One special concern among many markets have is how sustainable the physical locations and operations of a business are. When putting together an office, warehouse, or store, look at every detail to make it more sustainable, from reducing energy consumption to conserving water. Once you have addressed some of these concerns, move on to financing your new business.
Funding is a key determining factor in the creation of any new businesses, but sustainability-focused companies may have an advantage over others. While your financial standing is a factor in acquiring a business loan, you can secure this and other types of funding by focusing on your values. There are loans available for minority-owned businesses, for businesses supporting specific social movements, and sustainable businesses. By focusing on your values, and how you intend to impact your market, you can pitch yourself to investors and banks with a strong view for the future.

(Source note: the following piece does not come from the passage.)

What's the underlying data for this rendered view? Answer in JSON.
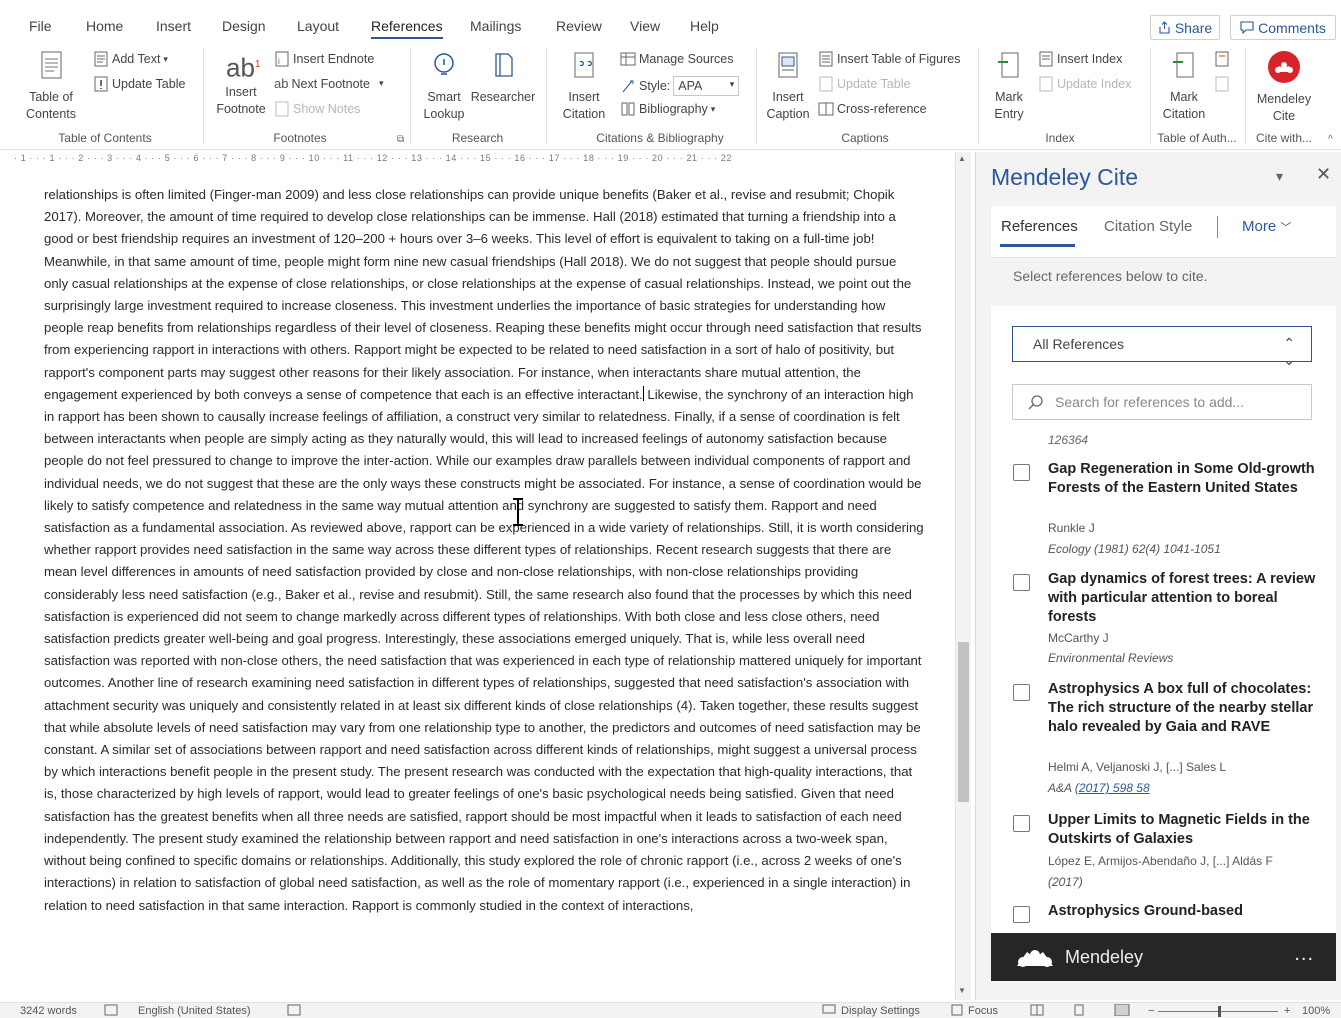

However, gaining funds from investors is usually dependent on certain conditions that can be easily broken. As an alternative, many private green businesses are also gaining funds by “crowd-funding.” Not only does this help market your business by sharing your mission with others, but it’s proven to be quite successful for other startups.
By choosing either of these options, you begin the life of your business by showing that your values are at the core of every aspect of your company. As you move on from funding, you will want to look more closely at your target audience, and how they view sustainability.
Know Your Target Audience
Millennials make up the largest consumer force in the current economy, second only to baby boomers. More than half of millennials report wanting to support sustainability in businesses, and 72 percent are willing to spend more money on a brand that is committed to sustainability. With this in mind, millennials are going to make up a large percentage of any sustainable business’s target audience.
Environmentally conscious and millennial audiences will appreciate the sustainable efforts you make in every business process you make — even the small things. This includes processes like branding, marketing, production, or even something as simple as packaging. Although some may not consider something as small as packaging capable of affecting the environment, it can certainly add up. Packaging that uses standard polystyrene materials doesn’t break down, and will often end up in landfills. By looking at recyclable or decomposable materials, you can satisfy needs your audience didn’t even realize they had.
Ultimately, companies manufacture what sells. This is true from clothing brands to the agricultural industry, which is also changing as sustainability becomes more and more widespread and accessible. Sustainability efforts that draw the major buying force in the economy can help boost your business, and create a very real impact on the environment. Knowing your demographic, researching how they use their spending money, and appealing to their sustainable desires will keep your business on the road to success.
From the beginning, you will need to step back and evaluate where in your business you can amplify your sustainability, and pinpoint both the positive and negative effects your business can have. By building this into your business plan from the beginning, you can become successful and help save the world at the same time.
Adrian Johansen strives to prioritize sustainability and ethics in all she does.To that end, she writes in multiple fields, applying and promoting sustainable methods and ideals as much as possible. You can find more of her writing here.